Eating well doesn’t have to mean spending more money or buying costly “health foods.” You can eat well on a budget by planning ahead and choosing foods that give you more nutrition for your money. In fact, you might find that you spend less, not more, to eat right.
Here are ways to save money.
- Plan your meals and snacks in advance.
- Before you shop, check store flyers to look for nutritious foods and ingredients that are on sale.
- Take a shopping list with you to the grocery store and try to buy only the items on the list.
- Choose store brands instead of name brands.
- Clip and use coupons.
- Look for items that are on sale.
- Use supermarket discount cards.

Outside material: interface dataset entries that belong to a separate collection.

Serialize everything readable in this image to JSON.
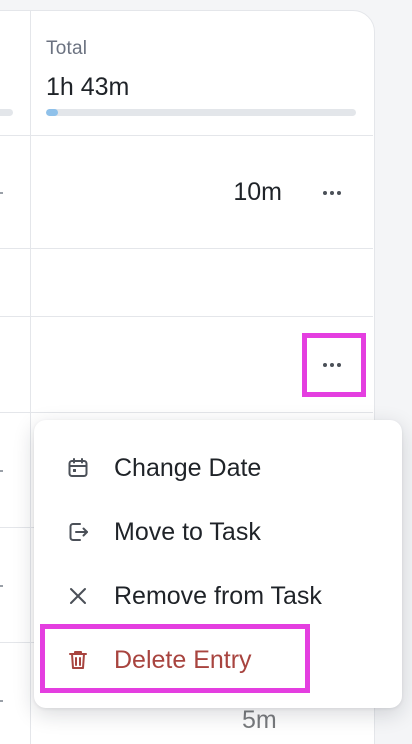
{
  "summary": {
    "total_label": "Total",
    "total_value": "1h 43m",
    "progress_fraction": 0.04
  },
  "rows": [
    {
      "duration": "10m"
    }
  ],
  "context_menu": {
    "items": [
      {
        "label": "Change Date",
        "icon": "calendar-icon"
      },
      {
        "label": "Move to Task",
        "icon": "move-out-icon"
      },
      {
        "label": "Remove from Task",
        "icon": "close-icon"
      },
      {
        "label": "Delete Entry",
        "icon": "trash-icon"
      }
    ]
  },
  "peek_text": "5m",
  "colors": {
    "highlight": "#e43ee0",
    "danger": "#a8443f",
    "progress": "#8fc1ea"
  }
}
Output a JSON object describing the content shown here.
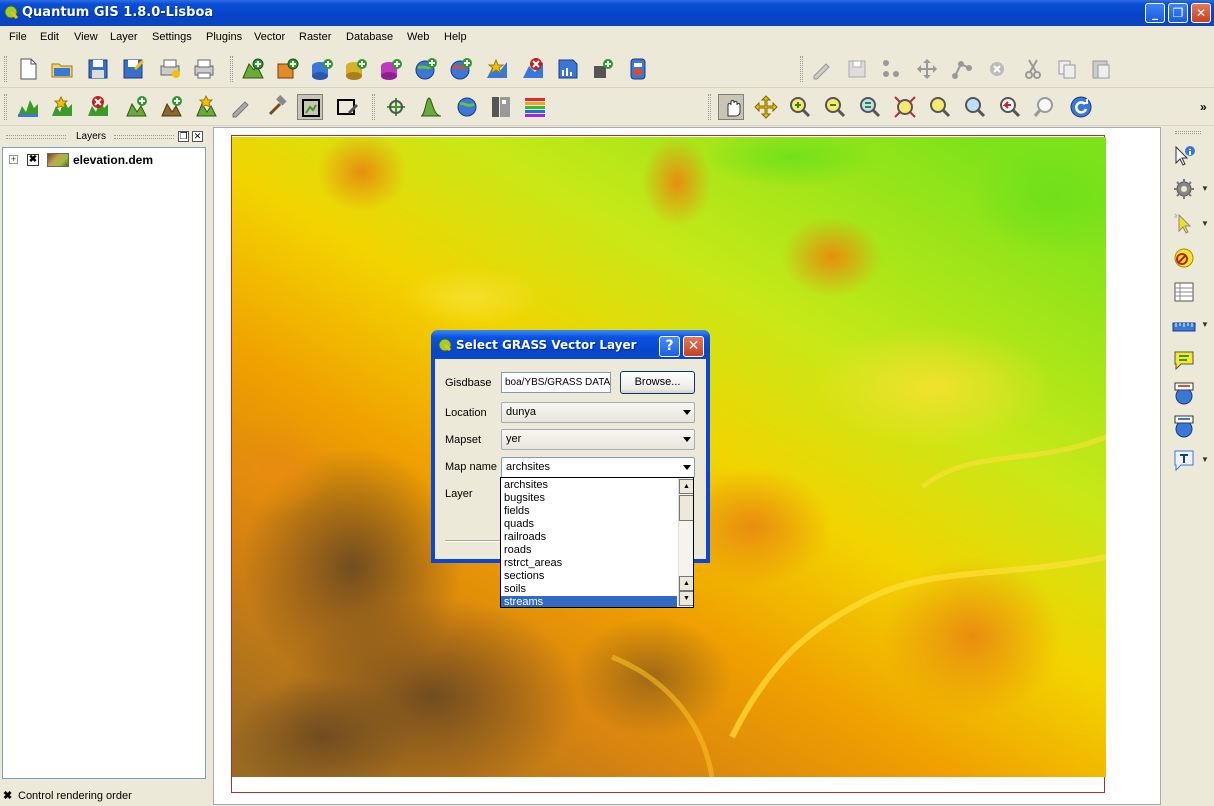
{
  "window": {
    "title": "Quantum GIS 1.8.0-Lisboa",
    "minimize": "_",
    "maximize": "❐",
    "close": "✕"
  },
  "menu": [
    "File",
    "Edit",
    "View",
    "Layer",
    "Settings",
    "Plugins",
    "Vector",
    "Raster",
    "Database",
    "Web",
    "Help"
  ],
  "toolbar_overflow": "»",
  "layers_panel": {
    "title": "Layers",
    "float_btn": "❐",
    "close_btn": "✕",
    "layers": [
      {
        "name": "elevation.dem",
        "checked": "✖",
        "expander": "+"
      }
    ]
  },
  "status": {
    "checkbox": "✖",
    "label": "Control rendering order"
  },
  "dialog": {
    "title": "Select GRASS Vector Layer",
    "help_btn": "?",
    "close_btn": "✕",
    "gisdbase_label": "Gisdbase",
    "gisdbase_value": "boa/YBS/GRASS DATA",
    "browse_btn": "Browse...",
    "location_label": "Location",
    "location_value": "dunya",
    "mapset_label": "Mapset",
    "mapset_value": "yer",
    "mapname_label": "Map name",
    "mapname_value": "archsites",
    "layer_label": "Layer"
  },
  "dropdown": {
    "items": [
      "archsites",
      "bugsites",
      "fields",
      "quads",
      "railroads",
      "roads",
      "rstrct_areas",
      "sections",
      "soils",
      "streams"
    ],
    "selected": "streams",
    "scroll_up": "▲",
    "scroll_down": "▼"
  }
}
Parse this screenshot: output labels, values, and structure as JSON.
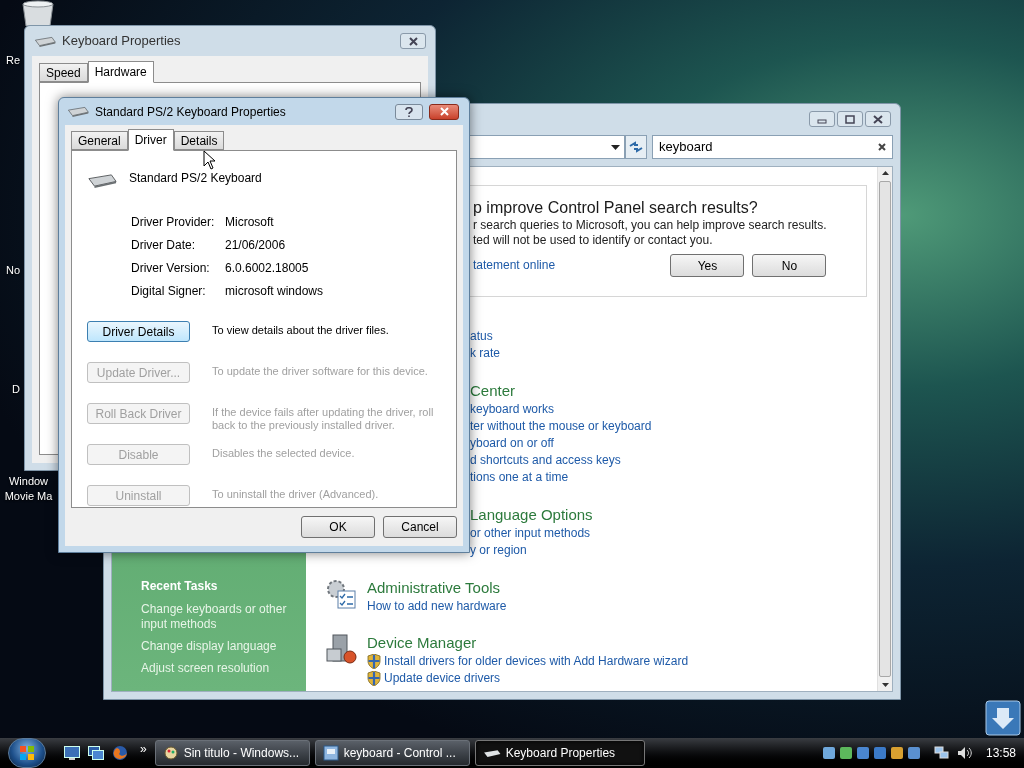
{
  "desktop_icons": [
    {
      "label": "Re"
    },
    {
      "label": "No"
    },
    {
      "label": "D"
    },
    {
      "label": "Window Movie Ma"
    }
  ],
  "keyboard_properties": {
    "title": "Keyboard Properties",
    "tabs": [
      {
        "label": "Speed",
        "selected": false
      },
      {
        "label": "Hardware",
        "selected": true
      }
    ]
  },
  "control_panel": {
    "search": {
      "value": "keyboard"
    },
    "banner": {
      "title": "p improve Control Panel search results?",
      "lines": [
        "r search queries to Microsoft, you can help improve search results.",
        "ted will not be used to identify or contact you."
      ],
      "link": "tatement online",
      "buttons": [
        "Yes",
        "No"
      ]
    },
    "sections": [
      {
        "kind": "partial",
        "links": [
          {
            "text": "atus",
            "shield": false
          },
          {
            "text": "k rate",
            "shield": false
          }
        ]
      },
      {
        "kind": "partial",
        "title": "Center",
        "links": [
          {
            "text": "keyboard works",
            "shield": false
          },
          {
            "text": "ter without the mouse or keyboard",
            "shield": false
          },
          {
            "text": "yboard on or off",
            "shield": false
          },
          {
            "text": "d shortcuts and access keys",
            "shield": false
          },
          {
            "text": "tions one at a time",
            "shield": false
          }
        ]
      },
      {
        "kind": "partial",
        "title": "Language Options",
        "links": [
          {
            "text": "or other input methods",
            "shield": false
          },
          {
            "text": "y or region",
            "shield": false
          }
        ]
      },
      {
        "kind": "tools",
        "title": "Administrative Tools",
        "links": [
          {
            "text": "How to add new hardware",
            "shield": false
          }
        ]
      },
      {
        "kind": "devices",
        "title": "Device Manager",
        "links": [
          {
            "text": "Install drivers for older devices with Add Hardware wizard",
            "shield": true
          },
          {
            "text": "Update device drivers",
            "shield": true
          }
        ]
      }
    ],
    "recent_tasks": {
      "title": "Recent Tasks",
      "items": [
        "Change keyboards or other input methods",
        "Change display language",
        "Adjust screen resolution"
      ]
    }
  },
  "driver_dialog": {
    "title": "Standard PS/2 Keyboard Properties",
    "tabs": [
      {
        "label": "General",
        "selected": false
      },
      {
        "label": "Driver",
        "selected": true
      },
      {
        "label": "Details",
        "selected": false
      }
    ],
    "device_name": "Standard PS/2 Keyboard",
    "info": [
      {
        "label": "Driver Provider:",
        "value": "Microsoft"
      },
      {
        "label": "Driver Date:",
        "value": "21/06/2006"
      },
      {
        "label": "Driver Version:",
        "value": "6.0.6002.18005"
      },
      {
        "label": "Digital Signer:",
        "value": "microsoft windows"
      }
    ],
    "actions": [
      {
        "button": "Driver Details",
        "description": "To view details about the driver files.",
        "disabled": false
      },
      {
        "button": "Update Driver...",
        "description": "To update the driver software for this device.",
        "disabled": true
      },
      {
        "button": "Roll Back Driver",
        "description": "If the device fails after updating the driver, roll back to the previously installed driver.",
        "disabled": true
      },
      {
        "button": "Disable",
        "description": "Disables the selected device.",
        "disabled": true
      },
      {
        "button": "Uninstall",
        "description": "To uninstall the driver (Advanced).",
        "disabled": true
      }
    ],
    "buttons": [
      "OK",
      "Cancel"
    ]
  },
  "taskbar": {
    "more": "»",
    "tasks": [
      {
        "label": "Sin titulo - Windows...",
        "selected": false
      },
      {
        "label": "keyboard - Control ...",
        "selected": false
      },
      {
        "label": "Keyboard Properties",
        "selected": true
      }
    ],
    "clock": "13:58"
  }
}
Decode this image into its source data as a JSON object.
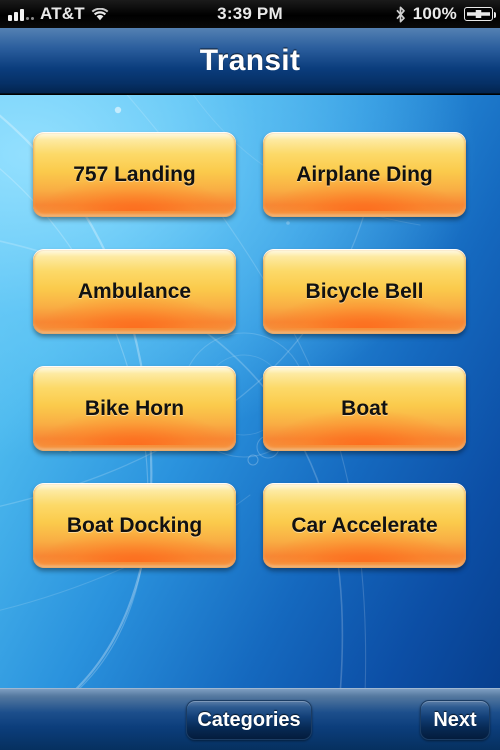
{
  "statusbar": {
    "signal_icon": "signal-bars-icon",
    "carrier": "AT&T",
    "wifi_icon": "wifi-icon",
    "time": "3:39 PM",
    "bluetooth_icon": "bluetooth-icon",
    "battery_percent": "100%",
    "battery_icon": "battery-charging-icon"
  },
  "navbar": {
    "title": "Transit"
  },
  "sounds": [
    {
      "label": "757 Landing"
    },
    {
      "label": "Airplane Ding"
    },
    {
      "label": "Ambulance"
    },
    {
      "label": "Bicycle Bell"
    },
    {
      "label": "Bike Horn"
    },
    {
      "label": "Boat"
    },
    {
      "label": "Boat Docking"
    },
    {
      "label": "Car Accelerate"
    }
  ],
  "toolbar": {
    "categories_label": "Categories",
    "next_label": "Next"
  },
  "colors": {
    "button_top": "#fffdf2",
    "button_mid": "#fbcb4c",
    "button_bottom": "#f78734",
    "navbar_top": "#5481b3",
    "navbar_bottom": "#03244e",
    "background_light": "#69cdf4",
    "background_dark": "#073f8e",
    "toolbar_button": "#123f77"
  }
}
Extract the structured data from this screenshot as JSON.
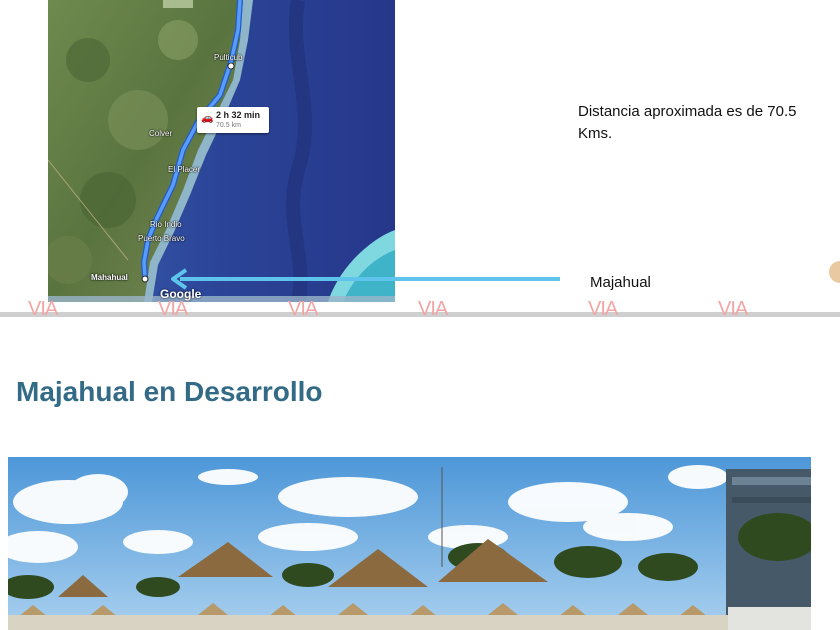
{
  "map": {
    "places": {
      "pulticub": "Pulticub",
      "colver": "Colver",
      "el_placer": "El Placer",
      "rio_indio": "Rio Indio",
      "puerto_bravo": "Puerto Bravo",
      "mahahual": "Mahahual"
    },
    "route": {
      "time": "2 h 32 min",
      "distance": "70.5 km"
    },
    "logo": "Google",
    "colors": {
      "route": "#4a8df6",
      "arrow": "#5ec4ec",
      "sea": "#2a4a9c",
      "land": "#5e7a45"
    }
  },
  "distance_text": "Distancia aproximada  es de 70.5 Kms.",
  "arrow_label": "Majahual",
  "watermark": "VIA",
  "section_title": "Majahual en Desarrollo",
  "colors": {
    "title": "#336b87",
    "divider": "#cfcfcf",
    "watermark": "#f1a5a5"
  }
}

Start by planning your meals and snacks in advance. Take a shopping list with you to the grocery store and try to buy only the items on the list. Before you shop, check store flyers to look for nutritious foods and ingredients that are on sale.
If you want to save money by buying large sizes of foods, you might plan to share them with a friend or neighbor. Large sizes may cost less per pound or other units, but they aren’t a bargain if you end up throwing out a lot of the food.
Choose Healthier Foods
Get more nutrition for your money by choosing nutrient-dense foods: vegetables and fruits, fat-free or low-fat dairy products, whole grains, seafood, lean meats, and other healthy foods. Avoid convenience foods, sweets, and snack foods that give you fewer nutrients for your food dollars.
Before you buy, think about how much of a product you’ll really use. Buy only enough fresh fruits and vegetables to eat within a few days. Also, try not to buy more perishable items than you will use before the “use-by” date marked on the package. Meats, poultry, fish, seafood, cooked vegetables, dairy products, and eggs are examples of perishable foods.
If You Eat Out
If you like to eat out, go to restaurants that offer senior discounts. Look for early-bird dinner specials or go out for lunch instead of dinner. Some restaurants offer two-for-one or discount coupons. When eating out, consider ordering low-fat, low-sodium, and other healthy menu items. Ask for sauces or dressings on the side so you can better control how much you eat.
Sharing meal preparation and ingredient costs with friends can also save money — and be fun. For instance, you might plan a potluck dinner with neighbors. You might also buy ingredients and cook with a friend.
Help With Food Costs
If you need financial help to buy food, here are some federal programs for older people with limited budgets.
- The Senior Farmers’ Market Nutrition Program gives coupons to older adults with low incomes that can be used at farmers’ markets, roadside stands, and some other places. The coupons can be exchanged for fresh, nutritious, locally grown fruits, vegetables, and herbs. For more information, go towww.fns.usda.gov/wic/seniorFMNP/sfmnpmenu.htm and look up the Senior Farmers’ Market Nutrition Program for your state.
- The SNAP program or Supplemental Nutrition Assistance Program (formerly known as the Food Stamp Program) helps qualified people buy groceries. The program helps people with a low income or salary get enough to eat, and they encourage good nutrition and health. Find out more atwww.fns.usda.gov/snap
- The Commodity Supplemental Food Program provides some vegetables, fruits, grain products, dry beans, and canned meats to eligible older people to supplement their own food. Find out more at www.fns.usda.gov/fdd/programs/csfp
- The Emergency Food Assistance Program provides the food needed by low-income older adults who might not have enough to eat. Find out more atwww.fns.usda.gov/fdd/programs/tefap/
- The Child and Adult Care Food Program provide meals and snacks to eligible older adults taking part in adult day care programs. Find out more atwww.fns.usda.gov/cnd/care/
Free and Low-cost Meals
You might also be able to enjoy free or low-cost meals at places in your community. These meals offer good food and a chance to be with other people. Contact your local senior center or places of worship to find out about these meals. Home-delivered meals may be available for people who can’t get out.
To Learn More
For more information about these and other food assistance programs, including home-delivered meals, contact your Area Agency on Aging, or call the Eldercare Locator toll-free at 1-800-677-1116.
Source URL: http://nihseniorhealth.gov/eatingwellasyougetolder/eatwellonyourbudget/01.html
Source Agency: NIH Senior Health (NIHSH)